Issue No. 02 - March (1992 vol. 3)
DOI Bookmark: http://doi.ieeecomputersociety.org/10.1109/71.127260
Network throughput can be increased by dividing the buffer storage associated with each network channel into several virtual channels. Each physical channel is associated with several small queues, virtual channels, rather than a single deep queue. The virtual channels associated with one physical channel are allocated independently but compete with each other for physical bandwidth. Virtual channels decouple buffer resources from transmission resources. This decoupling allows active messages to pass blocked messages using network bandwidth that would otherwise be left idle. The paper studies the performance of networks using virtual channels using both analysis and simulation. These studies show that virtual channels increase network throughput, by a factor of four for 10-stage networks, and reduce the dependence of throughput on the depth of the network.
Index Termsflow control; buffer storage; network channel; virtual channels; physical channel;queues; physical bandwidth; buffer resources; transmission resources; active messages;network bandwidth; performance; simulation; network throughput; buffer storage;multiprocessor interconnection networks; performance evaluation; queueing theory;storage allocation; storage management; virtual storage

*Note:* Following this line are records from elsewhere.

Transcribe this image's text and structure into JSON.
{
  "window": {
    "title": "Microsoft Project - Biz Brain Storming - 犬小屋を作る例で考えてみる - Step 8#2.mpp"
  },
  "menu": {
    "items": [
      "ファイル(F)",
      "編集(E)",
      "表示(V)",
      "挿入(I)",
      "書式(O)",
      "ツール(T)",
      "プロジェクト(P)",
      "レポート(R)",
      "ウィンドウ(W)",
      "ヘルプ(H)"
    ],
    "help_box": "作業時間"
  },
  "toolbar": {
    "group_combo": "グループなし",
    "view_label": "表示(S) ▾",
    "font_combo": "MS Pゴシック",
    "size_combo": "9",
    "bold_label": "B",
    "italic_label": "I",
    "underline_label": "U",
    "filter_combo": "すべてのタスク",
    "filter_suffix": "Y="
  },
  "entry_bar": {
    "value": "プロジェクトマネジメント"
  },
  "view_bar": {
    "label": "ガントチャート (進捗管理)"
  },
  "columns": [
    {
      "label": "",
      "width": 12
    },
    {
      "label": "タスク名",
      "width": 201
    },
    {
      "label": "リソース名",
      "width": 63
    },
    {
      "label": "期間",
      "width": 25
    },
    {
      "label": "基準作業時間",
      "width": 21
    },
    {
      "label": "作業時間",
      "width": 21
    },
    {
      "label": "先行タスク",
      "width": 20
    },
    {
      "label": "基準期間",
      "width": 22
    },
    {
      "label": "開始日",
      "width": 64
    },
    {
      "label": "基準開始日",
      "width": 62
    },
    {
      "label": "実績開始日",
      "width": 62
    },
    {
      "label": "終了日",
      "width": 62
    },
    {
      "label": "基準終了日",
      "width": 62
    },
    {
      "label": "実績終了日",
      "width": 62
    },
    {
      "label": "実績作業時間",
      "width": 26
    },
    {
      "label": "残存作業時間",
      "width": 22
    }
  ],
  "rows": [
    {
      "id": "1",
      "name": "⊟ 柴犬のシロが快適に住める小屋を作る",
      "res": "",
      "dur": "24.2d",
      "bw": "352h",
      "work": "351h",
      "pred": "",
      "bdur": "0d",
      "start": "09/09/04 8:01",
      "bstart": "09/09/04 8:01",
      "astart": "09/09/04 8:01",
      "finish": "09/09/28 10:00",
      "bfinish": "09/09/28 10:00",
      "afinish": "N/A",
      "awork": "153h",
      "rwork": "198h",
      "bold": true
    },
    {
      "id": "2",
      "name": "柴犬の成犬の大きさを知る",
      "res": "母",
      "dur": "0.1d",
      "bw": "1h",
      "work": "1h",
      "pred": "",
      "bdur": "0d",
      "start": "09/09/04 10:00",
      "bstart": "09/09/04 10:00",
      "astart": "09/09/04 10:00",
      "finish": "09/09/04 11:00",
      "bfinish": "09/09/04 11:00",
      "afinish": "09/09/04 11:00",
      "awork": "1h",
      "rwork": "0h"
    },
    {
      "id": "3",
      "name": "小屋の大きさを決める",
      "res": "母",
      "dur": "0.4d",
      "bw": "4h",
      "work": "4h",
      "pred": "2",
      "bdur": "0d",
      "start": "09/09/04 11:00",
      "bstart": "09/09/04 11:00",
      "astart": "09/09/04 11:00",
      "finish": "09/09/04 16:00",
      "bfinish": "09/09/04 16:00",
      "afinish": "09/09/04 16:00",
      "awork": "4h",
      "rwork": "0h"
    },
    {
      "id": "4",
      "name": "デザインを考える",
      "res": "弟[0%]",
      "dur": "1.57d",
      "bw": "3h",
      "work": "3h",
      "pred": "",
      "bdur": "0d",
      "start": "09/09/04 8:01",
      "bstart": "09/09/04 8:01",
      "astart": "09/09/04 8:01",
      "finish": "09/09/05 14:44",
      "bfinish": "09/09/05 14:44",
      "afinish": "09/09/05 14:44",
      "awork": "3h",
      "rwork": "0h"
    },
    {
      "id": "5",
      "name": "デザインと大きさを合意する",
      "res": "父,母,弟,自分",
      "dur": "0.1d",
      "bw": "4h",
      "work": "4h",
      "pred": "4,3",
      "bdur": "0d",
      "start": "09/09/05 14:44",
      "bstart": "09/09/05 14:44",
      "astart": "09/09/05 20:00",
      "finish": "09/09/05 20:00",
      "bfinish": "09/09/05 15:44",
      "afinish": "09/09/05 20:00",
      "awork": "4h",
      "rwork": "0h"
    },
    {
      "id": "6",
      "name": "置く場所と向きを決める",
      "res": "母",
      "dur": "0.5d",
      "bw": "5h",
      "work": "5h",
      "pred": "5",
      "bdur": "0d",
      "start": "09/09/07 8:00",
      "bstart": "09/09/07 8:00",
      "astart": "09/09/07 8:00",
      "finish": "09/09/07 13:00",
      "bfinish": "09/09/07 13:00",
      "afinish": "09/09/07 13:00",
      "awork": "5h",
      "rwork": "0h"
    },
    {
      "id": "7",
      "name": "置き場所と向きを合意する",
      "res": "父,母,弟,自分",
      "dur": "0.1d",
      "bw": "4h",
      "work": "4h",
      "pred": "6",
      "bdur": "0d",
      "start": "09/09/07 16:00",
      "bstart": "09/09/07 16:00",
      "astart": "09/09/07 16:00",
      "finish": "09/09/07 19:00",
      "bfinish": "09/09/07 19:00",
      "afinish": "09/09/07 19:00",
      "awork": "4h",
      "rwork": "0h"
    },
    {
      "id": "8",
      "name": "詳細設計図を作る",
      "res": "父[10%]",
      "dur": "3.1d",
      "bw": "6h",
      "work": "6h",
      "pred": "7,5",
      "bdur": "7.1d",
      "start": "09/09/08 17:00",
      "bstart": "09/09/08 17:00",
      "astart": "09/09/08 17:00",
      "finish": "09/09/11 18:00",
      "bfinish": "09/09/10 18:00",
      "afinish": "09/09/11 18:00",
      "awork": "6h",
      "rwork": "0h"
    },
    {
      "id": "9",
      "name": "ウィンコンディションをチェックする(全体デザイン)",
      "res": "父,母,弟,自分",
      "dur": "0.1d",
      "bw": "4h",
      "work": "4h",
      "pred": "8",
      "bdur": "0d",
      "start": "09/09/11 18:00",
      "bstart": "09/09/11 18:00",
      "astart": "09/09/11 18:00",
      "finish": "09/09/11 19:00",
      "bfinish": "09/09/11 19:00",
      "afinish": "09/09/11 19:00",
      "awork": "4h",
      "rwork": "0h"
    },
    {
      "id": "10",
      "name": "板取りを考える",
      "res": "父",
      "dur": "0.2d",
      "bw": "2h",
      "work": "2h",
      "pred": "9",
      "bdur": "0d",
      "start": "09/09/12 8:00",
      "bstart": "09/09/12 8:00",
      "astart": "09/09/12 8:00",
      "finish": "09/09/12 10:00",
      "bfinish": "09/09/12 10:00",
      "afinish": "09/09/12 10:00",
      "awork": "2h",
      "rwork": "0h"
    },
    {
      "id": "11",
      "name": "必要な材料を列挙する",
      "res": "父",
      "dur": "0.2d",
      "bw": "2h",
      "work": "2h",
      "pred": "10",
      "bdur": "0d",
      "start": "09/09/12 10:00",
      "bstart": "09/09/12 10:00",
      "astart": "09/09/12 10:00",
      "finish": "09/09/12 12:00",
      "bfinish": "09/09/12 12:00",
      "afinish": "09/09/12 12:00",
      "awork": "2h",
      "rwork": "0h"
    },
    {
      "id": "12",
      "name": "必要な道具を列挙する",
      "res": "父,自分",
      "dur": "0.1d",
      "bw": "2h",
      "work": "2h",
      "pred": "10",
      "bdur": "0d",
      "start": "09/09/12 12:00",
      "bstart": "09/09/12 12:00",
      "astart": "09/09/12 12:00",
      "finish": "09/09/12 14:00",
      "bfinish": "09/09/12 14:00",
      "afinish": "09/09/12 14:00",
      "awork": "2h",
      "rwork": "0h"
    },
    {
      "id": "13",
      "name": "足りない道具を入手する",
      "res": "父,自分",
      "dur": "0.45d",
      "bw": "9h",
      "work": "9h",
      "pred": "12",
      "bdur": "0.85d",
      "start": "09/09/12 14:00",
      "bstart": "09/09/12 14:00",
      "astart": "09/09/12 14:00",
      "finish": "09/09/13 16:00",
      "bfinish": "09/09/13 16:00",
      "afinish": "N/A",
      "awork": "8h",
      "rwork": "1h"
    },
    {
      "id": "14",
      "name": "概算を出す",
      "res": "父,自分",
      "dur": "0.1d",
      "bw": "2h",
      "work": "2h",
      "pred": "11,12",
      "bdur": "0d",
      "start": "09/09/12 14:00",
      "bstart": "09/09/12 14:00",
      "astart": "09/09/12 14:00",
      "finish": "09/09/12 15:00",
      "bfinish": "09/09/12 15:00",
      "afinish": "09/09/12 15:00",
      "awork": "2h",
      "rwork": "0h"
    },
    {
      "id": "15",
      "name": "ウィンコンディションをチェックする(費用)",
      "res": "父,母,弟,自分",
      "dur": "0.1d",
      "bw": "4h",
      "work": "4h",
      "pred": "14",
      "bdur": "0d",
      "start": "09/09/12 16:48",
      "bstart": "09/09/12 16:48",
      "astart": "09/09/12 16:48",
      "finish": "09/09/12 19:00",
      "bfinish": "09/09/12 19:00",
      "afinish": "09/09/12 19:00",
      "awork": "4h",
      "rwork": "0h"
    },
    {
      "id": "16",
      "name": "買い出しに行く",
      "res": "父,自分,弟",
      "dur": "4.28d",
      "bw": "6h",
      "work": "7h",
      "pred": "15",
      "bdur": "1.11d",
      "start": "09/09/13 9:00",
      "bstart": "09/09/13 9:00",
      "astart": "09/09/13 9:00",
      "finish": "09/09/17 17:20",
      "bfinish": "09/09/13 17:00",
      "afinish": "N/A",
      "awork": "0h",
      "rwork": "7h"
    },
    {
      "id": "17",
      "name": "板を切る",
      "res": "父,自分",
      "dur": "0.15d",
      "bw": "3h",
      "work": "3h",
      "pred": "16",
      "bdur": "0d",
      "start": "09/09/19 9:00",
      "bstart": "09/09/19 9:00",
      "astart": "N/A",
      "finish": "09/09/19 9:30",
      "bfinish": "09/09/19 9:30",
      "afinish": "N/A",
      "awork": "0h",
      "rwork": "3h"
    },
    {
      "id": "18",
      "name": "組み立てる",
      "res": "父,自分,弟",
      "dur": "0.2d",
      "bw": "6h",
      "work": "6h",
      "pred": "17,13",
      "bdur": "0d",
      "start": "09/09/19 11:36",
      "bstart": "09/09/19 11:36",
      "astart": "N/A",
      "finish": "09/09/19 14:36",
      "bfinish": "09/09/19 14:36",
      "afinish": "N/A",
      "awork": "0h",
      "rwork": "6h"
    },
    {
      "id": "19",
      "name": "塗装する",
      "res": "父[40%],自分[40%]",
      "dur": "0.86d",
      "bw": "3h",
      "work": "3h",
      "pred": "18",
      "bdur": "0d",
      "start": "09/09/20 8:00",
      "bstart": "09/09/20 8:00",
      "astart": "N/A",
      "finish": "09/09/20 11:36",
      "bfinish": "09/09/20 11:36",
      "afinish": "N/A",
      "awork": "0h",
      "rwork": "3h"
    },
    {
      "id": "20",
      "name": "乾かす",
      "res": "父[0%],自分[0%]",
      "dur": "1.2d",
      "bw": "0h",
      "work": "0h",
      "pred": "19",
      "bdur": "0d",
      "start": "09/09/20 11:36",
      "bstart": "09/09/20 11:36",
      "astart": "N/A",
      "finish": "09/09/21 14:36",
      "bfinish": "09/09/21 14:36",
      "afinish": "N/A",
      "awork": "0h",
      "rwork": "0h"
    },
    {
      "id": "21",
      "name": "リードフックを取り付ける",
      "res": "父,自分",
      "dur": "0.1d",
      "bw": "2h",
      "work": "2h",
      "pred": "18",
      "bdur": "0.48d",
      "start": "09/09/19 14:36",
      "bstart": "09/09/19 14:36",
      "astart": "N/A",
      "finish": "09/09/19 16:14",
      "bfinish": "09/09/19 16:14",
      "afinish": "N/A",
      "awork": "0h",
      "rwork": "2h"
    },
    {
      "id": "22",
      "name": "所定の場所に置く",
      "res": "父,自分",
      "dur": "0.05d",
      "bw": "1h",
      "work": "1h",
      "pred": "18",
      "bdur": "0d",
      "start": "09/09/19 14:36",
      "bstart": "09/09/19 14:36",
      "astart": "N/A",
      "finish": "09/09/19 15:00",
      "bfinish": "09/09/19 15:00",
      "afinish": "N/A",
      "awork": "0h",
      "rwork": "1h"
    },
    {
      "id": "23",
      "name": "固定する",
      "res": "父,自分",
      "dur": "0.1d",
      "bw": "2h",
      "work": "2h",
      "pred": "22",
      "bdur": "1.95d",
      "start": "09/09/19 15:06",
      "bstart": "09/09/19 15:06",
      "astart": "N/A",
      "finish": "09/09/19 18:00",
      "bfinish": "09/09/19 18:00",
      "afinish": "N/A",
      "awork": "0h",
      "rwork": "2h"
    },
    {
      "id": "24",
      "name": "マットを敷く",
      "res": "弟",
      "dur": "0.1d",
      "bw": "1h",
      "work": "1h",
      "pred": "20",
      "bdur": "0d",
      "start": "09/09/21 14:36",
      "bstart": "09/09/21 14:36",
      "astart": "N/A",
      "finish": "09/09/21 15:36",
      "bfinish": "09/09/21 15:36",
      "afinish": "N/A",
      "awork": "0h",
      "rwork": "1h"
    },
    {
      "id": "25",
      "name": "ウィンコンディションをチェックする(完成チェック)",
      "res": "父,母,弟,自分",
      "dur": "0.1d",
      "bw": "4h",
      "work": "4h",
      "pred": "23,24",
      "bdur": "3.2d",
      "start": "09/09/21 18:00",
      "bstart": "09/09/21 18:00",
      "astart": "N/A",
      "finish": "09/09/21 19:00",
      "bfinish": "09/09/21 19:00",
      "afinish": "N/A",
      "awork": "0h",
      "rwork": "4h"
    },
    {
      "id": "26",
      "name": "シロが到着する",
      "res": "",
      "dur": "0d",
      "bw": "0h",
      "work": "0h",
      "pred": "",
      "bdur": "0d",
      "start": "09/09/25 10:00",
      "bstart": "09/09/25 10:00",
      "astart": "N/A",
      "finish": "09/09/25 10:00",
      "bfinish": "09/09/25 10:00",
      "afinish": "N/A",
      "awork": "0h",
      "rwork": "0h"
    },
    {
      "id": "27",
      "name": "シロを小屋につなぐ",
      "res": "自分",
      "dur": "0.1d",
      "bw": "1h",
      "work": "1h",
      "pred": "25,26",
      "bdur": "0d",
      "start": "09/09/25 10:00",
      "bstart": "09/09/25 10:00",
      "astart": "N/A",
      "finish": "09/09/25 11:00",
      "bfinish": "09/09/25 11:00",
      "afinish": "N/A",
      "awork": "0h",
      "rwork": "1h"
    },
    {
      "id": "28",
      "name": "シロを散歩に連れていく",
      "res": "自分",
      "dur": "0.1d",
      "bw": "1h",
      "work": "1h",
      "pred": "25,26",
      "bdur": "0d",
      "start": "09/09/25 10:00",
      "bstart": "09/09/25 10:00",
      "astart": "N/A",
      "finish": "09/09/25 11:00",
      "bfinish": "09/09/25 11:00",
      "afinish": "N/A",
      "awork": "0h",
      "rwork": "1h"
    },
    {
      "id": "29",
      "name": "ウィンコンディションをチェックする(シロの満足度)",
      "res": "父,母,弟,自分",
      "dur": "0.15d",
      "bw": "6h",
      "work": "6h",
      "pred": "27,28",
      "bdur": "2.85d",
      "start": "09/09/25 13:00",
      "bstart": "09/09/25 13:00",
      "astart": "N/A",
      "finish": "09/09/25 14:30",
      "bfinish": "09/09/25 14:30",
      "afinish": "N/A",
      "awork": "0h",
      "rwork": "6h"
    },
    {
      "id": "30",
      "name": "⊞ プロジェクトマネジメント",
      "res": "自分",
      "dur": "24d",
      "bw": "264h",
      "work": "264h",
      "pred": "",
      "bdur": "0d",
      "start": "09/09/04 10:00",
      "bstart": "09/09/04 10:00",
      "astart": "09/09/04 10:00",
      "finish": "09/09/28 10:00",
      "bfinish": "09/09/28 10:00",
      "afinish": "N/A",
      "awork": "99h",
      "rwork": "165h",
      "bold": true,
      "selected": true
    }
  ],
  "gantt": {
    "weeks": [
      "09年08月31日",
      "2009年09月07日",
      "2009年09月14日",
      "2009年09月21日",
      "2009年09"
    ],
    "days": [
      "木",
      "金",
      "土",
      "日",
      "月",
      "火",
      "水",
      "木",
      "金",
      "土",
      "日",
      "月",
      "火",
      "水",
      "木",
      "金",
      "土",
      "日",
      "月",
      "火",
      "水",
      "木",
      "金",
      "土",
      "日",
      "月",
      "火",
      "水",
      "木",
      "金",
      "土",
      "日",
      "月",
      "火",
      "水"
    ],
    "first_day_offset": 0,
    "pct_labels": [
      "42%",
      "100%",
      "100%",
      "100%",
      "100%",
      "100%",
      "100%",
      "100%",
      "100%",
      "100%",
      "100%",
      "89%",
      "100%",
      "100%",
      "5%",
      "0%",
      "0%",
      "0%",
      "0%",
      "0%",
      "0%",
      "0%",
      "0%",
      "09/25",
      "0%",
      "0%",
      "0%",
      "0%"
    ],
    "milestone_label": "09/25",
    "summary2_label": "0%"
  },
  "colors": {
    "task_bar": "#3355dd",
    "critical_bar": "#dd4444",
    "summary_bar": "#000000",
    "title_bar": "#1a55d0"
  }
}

W. Dally, "Virtual-Channel Flow Control," in IEEE Transactions on Parallel & Distributed Systems, vol. 3, no. , pp. 194-205, 1992.